Before the work of Lorenz and Fetter, and the other pioneers of chaos theory, equilibrium points and limit cycles were the only kinds of attractors people were aware of. But Fig. 9 suggests that the Lorenz equations, with the particular parameter values used here, have some kind of attractor, which is neither an equilibrium point nor a limit cycle. You can sense something of the puzzlement of the pioneers when I tell you that the name they gave this kind of thing is a “strange attractor”. That piece of jargon has stuck. It is indeed the case that all (or, strictly, almost all) trajectories of the Lorenz equations with these particular parameter values tend towards a single strange attractor. This attractor is a very complicated beast: it has what the mathematicians call a fractal structure: the more you zoom in on it, the more fine details are revealed, with no limit. If you remember seeing graphics of the “Mandelbrot set” that would give you the right kind of impression.

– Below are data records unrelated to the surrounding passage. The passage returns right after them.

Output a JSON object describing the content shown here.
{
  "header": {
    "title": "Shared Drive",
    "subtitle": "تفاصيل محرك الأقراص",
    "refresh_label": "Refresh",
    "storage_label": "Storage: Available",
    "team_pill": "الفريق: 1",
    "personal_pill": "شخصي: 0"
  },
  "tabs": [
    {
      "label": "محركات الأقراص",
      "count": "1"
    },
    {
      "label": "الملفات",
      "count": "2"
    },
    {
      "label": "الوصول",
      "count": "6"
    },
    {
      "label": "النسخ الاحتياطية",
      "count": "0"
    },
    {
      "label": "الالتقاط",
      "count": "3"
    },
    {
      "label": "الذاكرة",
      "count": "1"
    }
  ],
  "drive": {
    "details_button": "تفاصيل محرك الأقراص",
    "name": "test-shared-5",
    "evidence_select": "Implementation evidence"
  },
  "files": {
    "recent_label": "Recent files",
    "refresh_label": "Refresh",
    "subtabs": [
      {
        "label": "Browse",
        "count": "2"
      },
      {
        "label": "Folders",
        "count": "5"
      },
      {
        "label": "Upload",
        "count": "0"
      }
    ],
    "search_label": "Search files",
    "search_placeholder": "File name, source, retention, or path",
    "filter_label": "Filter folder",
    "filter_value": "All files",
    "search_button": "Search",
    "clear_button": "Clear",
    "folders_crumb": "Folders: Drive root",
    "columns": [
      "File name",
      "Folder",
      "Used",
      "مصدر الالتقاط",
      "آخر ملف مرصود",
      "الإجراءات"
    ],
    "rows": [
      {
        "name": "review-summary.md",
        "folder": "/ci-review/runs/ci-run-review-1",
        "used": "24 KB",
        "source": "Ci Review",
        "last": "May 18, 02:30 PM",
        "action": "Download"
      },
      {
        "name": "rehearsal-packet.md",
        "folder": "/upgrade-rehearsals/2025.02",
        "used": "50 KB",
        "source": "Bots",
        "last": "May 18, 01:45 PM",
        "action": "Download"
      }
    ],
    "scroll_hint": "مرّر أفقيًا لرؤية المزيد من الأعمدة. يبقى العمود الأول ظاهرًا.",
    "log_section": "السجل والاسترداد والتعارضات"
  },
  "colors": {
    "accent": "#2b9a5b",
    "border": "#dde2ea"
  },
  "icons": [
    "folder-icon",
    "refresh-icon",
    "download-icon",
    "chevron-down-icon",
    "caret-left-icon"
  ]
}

After that digression to the Lorenz equations, we can return to vibration and look at a simple system that exhibits chaotic behaviour. Back in section 8.3 we looked at the behaviour of a pendulum: there was no trace of chaotic behaviour there. But we only have to extend the idea of a pendulum in a simple way to find a chaotic system. Figure 11 shows a double pendulum: two identical rods, hinged together and hung from a pivot at the top.
The equations governing the motion of a double pendulum like this are derived in the next link. Armed with those equations, it is easy to solve them in the computer to illustrate how the system behaves: Fig. 12 shows an example. The pendulum has been launched from a particular position and allowed to move freely. It is easy to believe, surely, that this motion might be chaotic.

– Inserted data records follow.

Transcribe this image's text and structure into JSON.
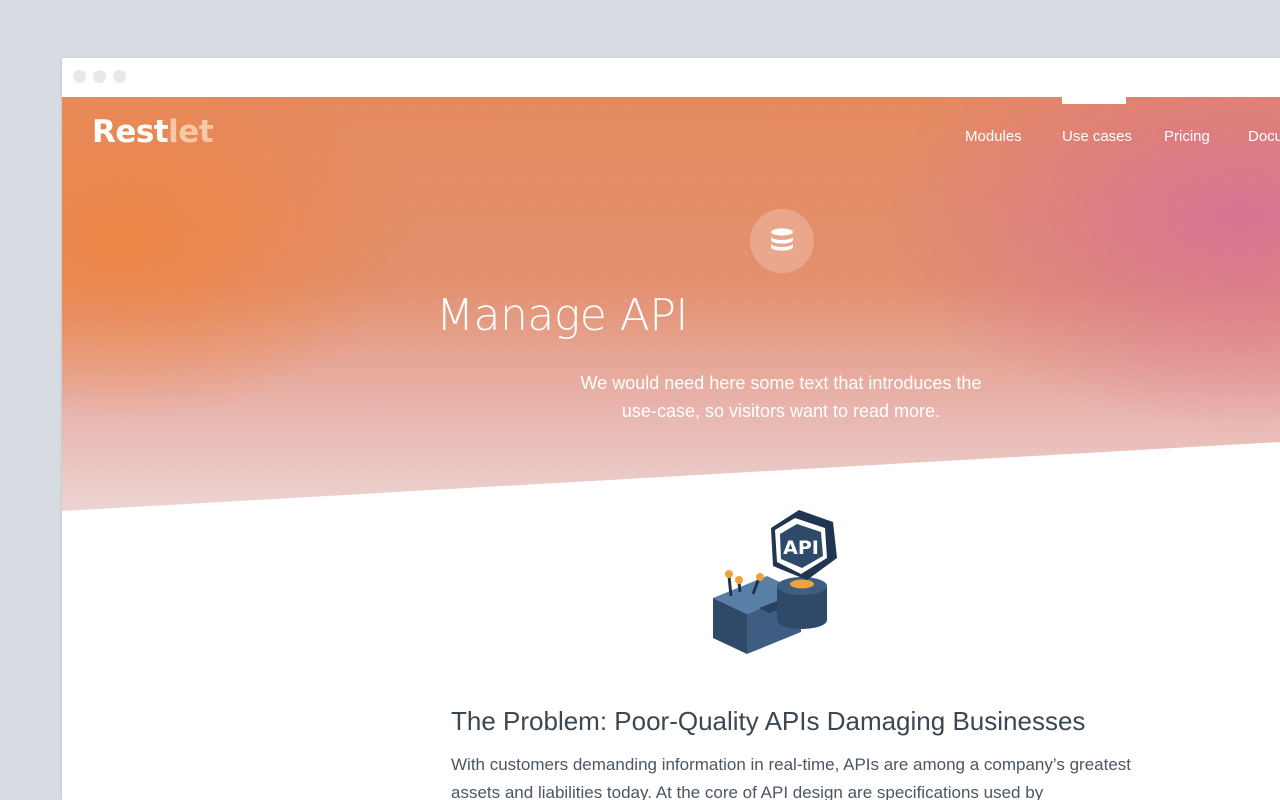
{
  "brand": {
    "logo_main": "Rest",
    "logo_tail": "let"
  },
  "nav": {
    "items": [
      {
        "label": "Modules"
      },
      {
        "label": "Use cases",
        "active": true
      },
      {
        "label": "Pricing"
      },
      {
        "label": "Docu"
      }
    ]
  },
  "hero": {
    "icon": "database-icon",
    "title": "Manage API",
    "subtitle": "We would need here some text that introduces the use-case, so visitors want to read more."
  },
  "illustration": {
    "badge_text": "API"
  },
  "section": {
    "heading": "The Problem: Poor-Quality APIs Damaging Businesses",
    "body": "With customers demanding information in real-time, APIs are among a company’s greatest assets and liabilities today. At the core of API design are specifications used by"
  },
  "colors": {
    "hero_orange": "#ee8440",
    "hero_pink": "#d87296",
    "heading": "#3c4754",
    "body_text": "#4c5664",
    "illustration_navy": "#2f4a69",
    "illustration_accent": "#f0a23a"
  }
}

Sometimes one or other of the two component pendulums goes “over the top” to perform a rotation. In doing so, the system passes near to a saddle point describing the unstable equilibrium when one or other (or both together) balances in the vertical-upwards position. These saddle points are embedded in a four-dimensional phase space, so we can’t easily visualise them, but the generic behaviour is similar to what we saw earlier with the Lorenz system. Provided the motion has enough initial energy that at least one of the pendulums can occasionally do a loop, nearly every motion trajectory exhibits chaotic behaviour.
You might be thinking “But this is just a computer simulation: does a real double pendulum behave like that?” Figure 13 shows an example based on measured motion of a double pendulum: this one is used in a laboratory experiment for second-year Engineering undergraduates at Cambridge. Unlike the simulated version in Fig. 12, the real pendulum has some energy dissipation so that if you leave it for long enough it will eventually end up hanging vertically downwards. But you can see in the figure that before that happens, the motion looks similarly chaotic.
Figure 14 shows a direct demonstration of “sensitive dependence” using this laboratory pendulum system. The operator has launched the system three times, from approximately the same initial position. All three subsequent motions are combined in this plot. You can see that for a while the three cases move in a rather similar way, but they diverge progressively, and by the end the three cases are moving in quite different ways.